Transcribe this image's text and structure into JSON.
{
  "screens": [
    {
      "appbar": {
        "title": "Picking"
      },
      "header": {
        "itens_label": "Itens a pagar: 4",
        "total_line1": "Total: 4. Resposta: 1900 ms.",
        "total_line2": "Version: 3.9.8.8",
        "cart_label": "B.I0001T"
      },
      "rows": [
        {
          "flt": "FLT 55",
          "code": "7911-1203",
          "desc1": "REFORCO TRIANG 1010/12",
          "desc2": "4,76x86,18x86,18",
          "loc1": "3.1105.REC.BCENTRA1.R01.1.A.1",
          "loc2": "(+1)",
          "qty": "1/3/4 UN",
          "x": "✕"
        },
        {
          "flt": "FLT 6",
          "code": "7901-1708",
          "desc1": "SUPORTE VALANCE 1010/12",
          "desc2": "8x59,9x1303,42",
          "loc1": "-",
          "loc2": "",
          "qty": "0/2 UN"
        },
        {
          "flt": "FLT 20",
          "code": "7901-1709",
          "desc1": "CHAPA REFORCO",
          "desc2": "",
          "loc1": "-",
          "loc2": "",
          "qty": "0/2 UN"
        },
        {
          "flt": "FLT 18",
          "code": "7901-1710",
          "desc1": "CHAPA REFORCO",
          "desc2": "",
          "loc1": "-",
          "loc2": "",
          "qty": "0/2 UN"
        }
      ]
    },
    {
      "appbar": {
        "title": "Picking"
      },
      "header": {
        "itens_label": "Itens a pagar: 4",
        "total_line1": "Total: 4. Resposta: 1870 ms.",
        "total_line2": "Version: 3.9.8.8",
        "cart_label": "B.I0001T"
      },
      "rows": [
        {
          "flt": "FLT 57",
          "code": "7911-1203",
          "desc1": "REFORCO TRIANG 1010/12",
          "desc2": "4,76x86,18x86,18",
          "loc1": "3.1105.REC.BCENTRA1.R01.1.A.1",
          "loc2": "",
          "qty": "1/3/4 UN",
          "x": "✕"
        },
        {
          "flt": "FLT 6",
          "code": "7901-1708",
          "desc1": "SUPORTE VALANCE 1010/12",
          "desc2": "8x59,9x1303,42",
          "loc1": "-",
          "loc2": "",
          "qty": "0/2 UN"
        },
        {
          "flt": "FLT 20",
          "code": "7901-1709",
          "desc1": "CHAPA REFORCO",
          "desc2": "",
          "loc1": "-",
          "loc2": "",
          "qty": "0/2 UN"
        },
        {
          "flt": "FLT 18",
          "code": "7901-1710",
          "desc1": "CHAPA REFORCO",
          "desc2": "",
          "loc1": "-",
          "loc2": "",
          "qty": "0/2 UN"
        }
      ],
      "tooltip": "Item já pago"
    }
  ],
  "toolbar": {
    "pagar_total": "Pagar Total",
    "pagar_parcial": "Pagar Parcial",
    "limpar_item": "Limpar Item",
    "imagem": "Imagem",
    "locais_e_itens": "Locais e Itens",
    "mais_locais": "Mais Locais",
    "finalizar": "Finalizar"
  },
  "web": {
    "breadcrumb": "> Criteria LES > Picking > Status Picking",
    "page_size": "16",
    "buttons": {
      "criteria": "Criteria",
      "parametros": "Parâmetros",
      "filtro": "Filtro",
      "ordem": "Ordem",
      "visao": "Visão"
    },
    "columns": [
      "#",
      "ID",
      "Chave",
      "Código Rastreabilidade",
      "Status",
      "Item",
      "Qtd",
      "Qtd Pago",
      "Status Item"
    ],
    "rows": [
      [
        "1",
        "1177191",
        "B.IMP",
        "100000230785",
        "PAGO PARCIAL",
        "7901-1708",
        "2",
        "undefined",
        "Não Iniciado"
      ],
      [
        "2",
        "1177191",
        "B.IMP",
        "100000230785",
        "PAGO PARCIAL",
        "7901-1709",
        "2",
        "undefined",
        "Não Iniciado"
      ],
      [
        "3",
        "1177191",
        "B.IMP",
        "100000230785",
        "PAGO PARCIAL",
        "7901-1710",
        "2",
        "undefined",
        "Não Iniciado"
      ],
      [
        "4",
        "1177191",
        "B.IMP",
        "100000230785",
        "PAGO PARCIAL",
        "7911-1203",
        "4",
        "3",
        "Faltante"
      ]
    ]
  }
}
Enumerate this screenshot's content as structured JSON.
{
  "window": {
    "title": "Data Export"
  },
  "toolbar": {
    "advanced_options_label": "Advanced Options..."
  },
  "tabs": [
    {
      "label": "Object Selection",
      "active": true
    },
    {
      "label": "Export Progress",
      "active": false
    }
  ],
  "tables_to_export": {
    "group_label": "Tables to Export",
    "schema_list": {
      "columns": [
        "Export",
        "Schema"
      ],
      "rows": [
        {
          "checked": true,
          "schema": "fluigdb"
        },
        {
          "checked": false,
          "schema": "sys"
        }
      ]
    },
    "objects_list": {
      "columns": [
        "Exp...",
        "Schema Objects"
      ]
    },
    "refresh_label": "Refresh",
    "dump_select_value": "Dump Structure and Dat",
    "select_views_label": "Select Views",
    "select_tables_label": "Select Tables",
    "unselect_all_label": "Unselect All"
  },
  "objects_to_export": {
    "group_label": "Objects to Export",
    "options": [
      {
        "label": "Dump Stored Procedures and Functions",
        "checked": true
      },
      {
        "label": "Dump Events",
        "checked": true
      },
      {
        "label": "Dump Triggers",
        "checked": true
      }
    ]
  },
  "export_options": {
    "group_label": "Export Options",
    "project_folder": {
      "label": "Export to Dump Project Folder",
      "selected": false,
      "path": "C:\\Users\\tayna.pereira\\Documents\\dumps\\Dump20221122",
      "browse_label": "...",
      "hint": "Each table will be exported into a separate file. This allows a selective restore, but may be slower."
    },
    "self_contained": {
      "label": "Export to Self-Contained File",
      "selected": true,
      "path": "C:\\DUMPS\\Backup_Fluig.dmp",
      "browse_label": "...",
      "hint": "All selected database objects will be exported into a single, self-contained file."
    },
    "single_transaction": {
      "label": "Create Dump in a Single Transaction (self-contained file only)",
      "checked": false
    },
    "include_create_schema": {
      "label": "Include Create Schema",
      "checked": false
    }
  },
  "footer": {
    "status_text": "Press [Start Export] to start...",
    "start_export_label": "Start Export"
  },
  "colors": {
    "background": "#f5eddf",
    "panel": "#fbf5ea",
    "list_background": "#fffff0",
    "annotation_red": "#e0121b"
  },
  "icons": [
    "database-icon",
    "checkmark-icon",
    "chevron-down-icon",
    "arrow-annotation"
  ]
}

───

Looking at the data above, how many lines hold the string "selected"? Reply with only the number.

3